The Toansa, India, active pharmaceutical ingredients (API) facility was subjected to a US Food and Drug Administration (FDA) inspection earlier this month resulting in a Form 483 listed a number of deviations from good manufacturing practice (GMP) standards.
Today the firm confirmed the plant has joined a list of its other troubled sites – Paonta Sahib, Dewas and Mohali, all in India – which fall under a 2012 consent decree, banning the manufacture and import of product from the plant for use in the US.
The ban includes the supply of Ranbaxy’s own APIs to its Ohm Laboratories manufacturing site in New Jersey which produces solid dosage forms of analgesics, antibiotics, anti-diarrhoeal, laxatives, antacids and cough & cold remedies.

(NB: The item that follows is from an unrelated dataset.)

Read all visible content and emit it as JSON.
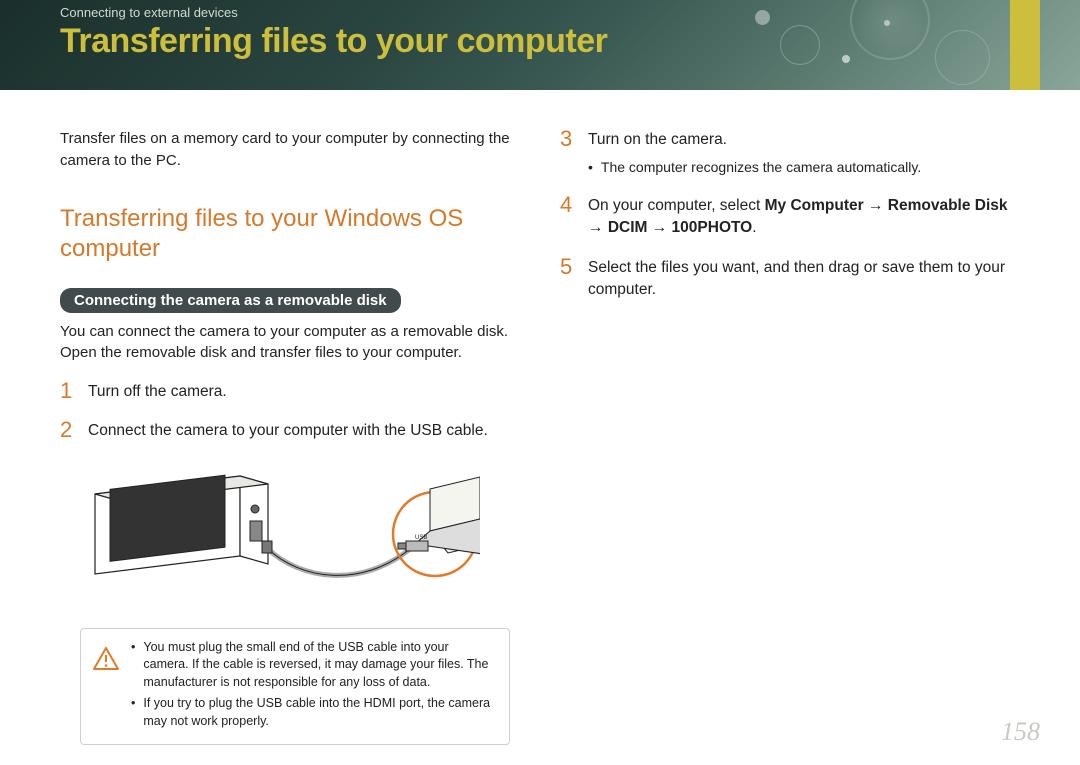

“Theoretically the US plant can still manufacture the products but must find other sources for the APIs,” a spokesman from parent company Daiichi-Sankyo told in-Pharmatechnologist.com, adding at present the facility also uses third-party API suppliers to support production.

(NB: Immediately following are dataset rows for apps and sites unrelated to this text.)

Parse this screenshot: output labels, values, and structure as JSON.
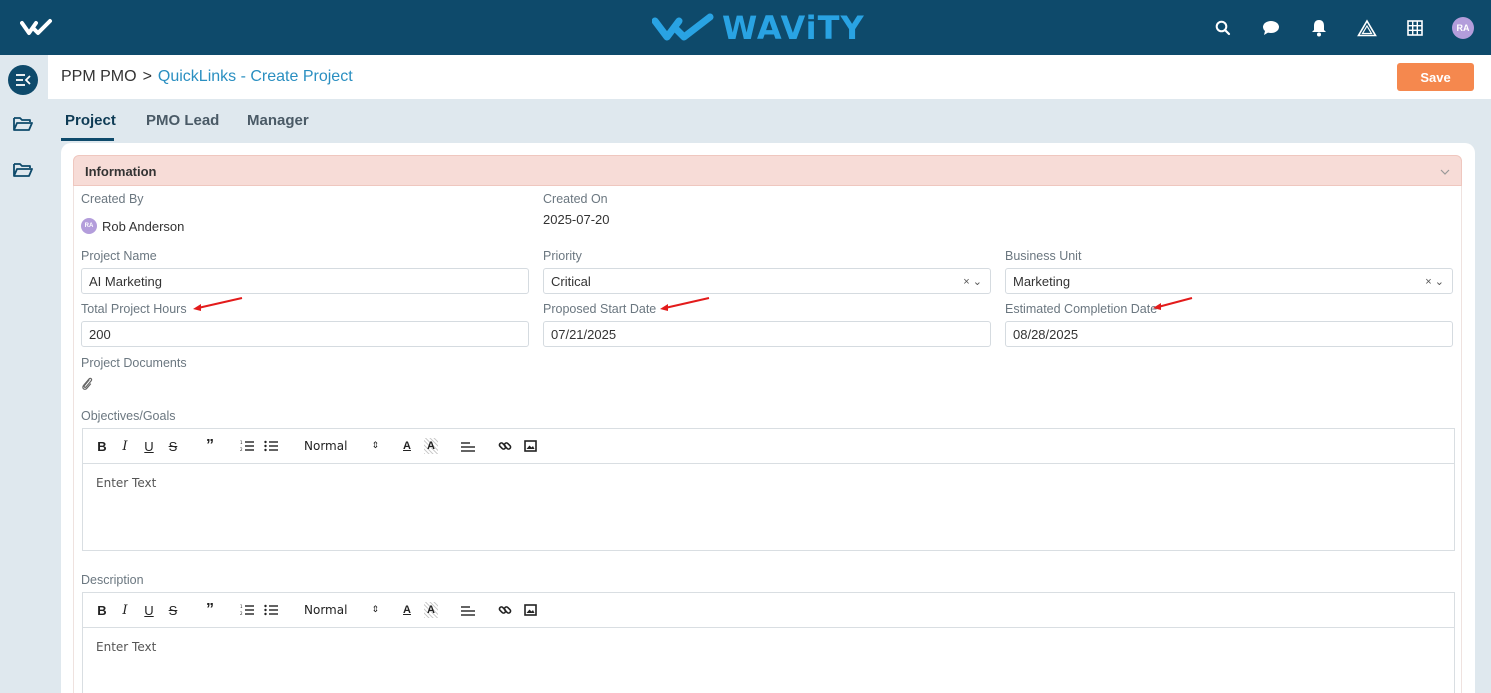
{
  "app": {
    "brand": "WAViTY",
    "user_initials": "RA"
  },
  "breadcrumb": {
    "root": "PPM PMO",
    "separator": ">",
    "current": "QuickLinks - Create Project"
  },
  "actions": {
    "save_label": "Save"
  },
  "tabs": [
    {
      "label": "Project",
      "active": true
    },
    {
      "label": "PMO Lead",
      "active": false
    },
    {
      "label": "Manager",
      "active": false
    }
  ],
  "section": {
    "title": "Information"
  },
  "fields": {
    "created_by": {
      "label": "Created By",
      "value": "Rob Anderson",
      "initials": "RA"
    },
    "created_on": {
      "label": "Created On",
      "value": "2025-07-20"
    },
    "project_name": {
      "label": "Project Name",
      "value": "AI Marketing"
    },
    "priority": {
      "label": "Priority",
      "value": "Critical"
    },
    "business_unit": {
      "label": "Business Unit",
      "value": "Marketing"
    },
    "total_hours": {
      "label": "Total Project Hours",
      "value": "200"
    },
    "start_date": {
      "label": "Proposed Start Date",
      "value": "07/21/2025"
    },
    "completion_date": {
      "label": "Estimated Completion Date",
      "value": "08/28/2025"
    },
    "documents": {
      "label": "Project Documents"
    }
  },
  "editors": {
    "objectives": {
      "label": "Objectives/Goals",
      "placeholder": "Enter Text",
      "format": "Normal"
    },
    "description": {
      "label": "Description",
      "placeholder": "Enter Text",
      "format": "Normal"
    }
  },
  "select_controls": {
    "clear": "×",
    "open": "⌄"
  },
  "colors": {
    "topbar": "#0e4a6b",
    "brand": "#29a3e3",
    "save": "#f5884e",
    "section_header": "#f7dcd7",
    "link": "#2a8fc1",
    "annotation_arrow": "#e31b1b"
  }
}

When asked whether the import ban would cause a shortage of finished products, he said: “We cannot say yes or no” but ramping up resources “from third parties is one option.” However, the spokesman added neither Daiichi-Sankyo nor Ranbaxy had decided on a course of action yet.
The FDA’s actions were justified as “taking swift action to prevent substandard quality products from reaching US consumers,” according to acting director of the Office of Compliance in the FDA’s Center for Drug Evaluation and Research Carol Bennett.
The inspection noted a number of GMP violations at the site, including Toansa staff retesting raw materials, intermediate drug products, and finished API after those items failed analytical testing and specifications, in order to produce acceptable findings, and subsequently not reporting or investigating these failures (click here to view the 483).
In a statement from Ranbaxy this morning the firm said it had voluntarily suspended shipments of APIs from the facility bound for the US market after receiving the 483 and it was disappointed with the FDA’s action.
CEO Arun Sawhney added: “This development is clearly unacceptable and an appropriate management action will be taken upon completion of the internal investigation.”
We asked Daiichi-Sankyo what it would be doing to help resolve Toansa’s problems. The spokesman “could not comment on any concrete procedure for solving this problem” but in the past staff had been dispatched from Japan to assist with its subsidiary’s facilities.